FREELANCE JOURNALISM veterans Beth D'Addono and JoAnn Greco said they wouldn't trade their careers for full-time jobs any day.
They work from home, travel, eat well and control their lives (to some extent). But freelancing isn't easy. Here are a few things that stood out for me from their visit to class yesterday:
- It can take several years to build steady work as a freelancer.
- The time between your doing the work and getting paid can be long - sometimes you'll get paid months later.
- As a freelancer, you're always thinking about the next story.
- Pitch stories about what you know - like Philly.
- One of the keys to being a good freelancer: get your work in on time and prepared as the editor originally asked. Making editors' lives easier will make you look better.
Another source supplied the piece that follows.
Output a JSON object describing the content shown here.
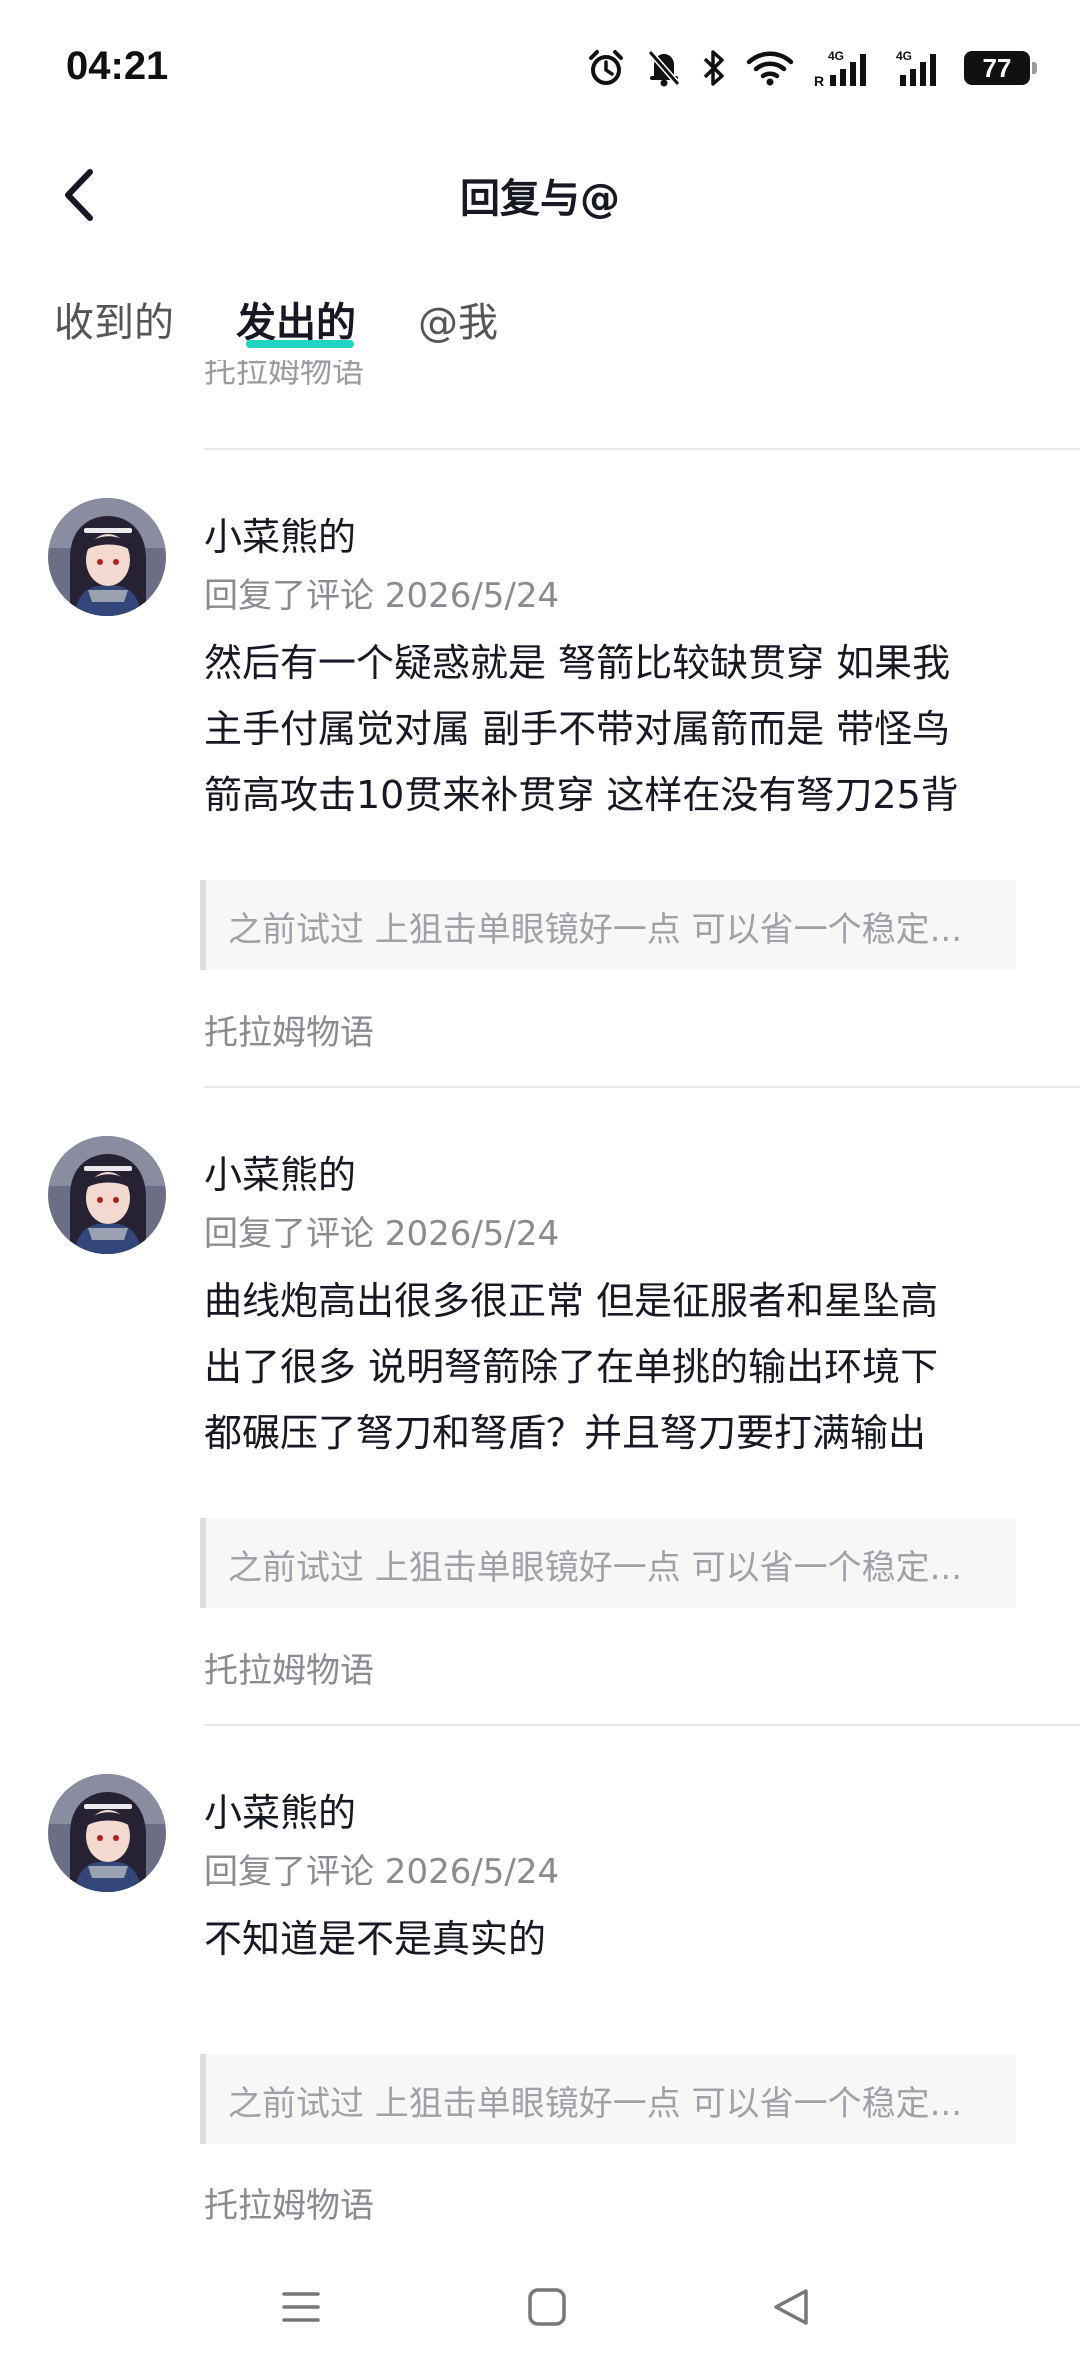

- You may want to write for Rolling Stone but you should begin by pitching somewhere more accessible. Then build up the ladder - from larger publication to larger publication.
- There are a ton of outlets - including trade publications, alumni mags, organization publications, online sites, commercial mags, etc. Don't lock into one place as your goal.
- Tailor your pitches and stories to the various publications, but retain your voice and writing style.
- Pitching is done via email these days. You need to convince editors why they should run this story, and why run it now.
- You need to build relationships with editors, and you can start doing that now in internships.
- The harder you work, the more money you earn.
- Junkets and sponsored trips, while controversial, can be ways of subsidizing your expenses.
JoAnn recently launched The City Traveler, an online travel magazine. Check it out.
What stood out for you?
1 year ago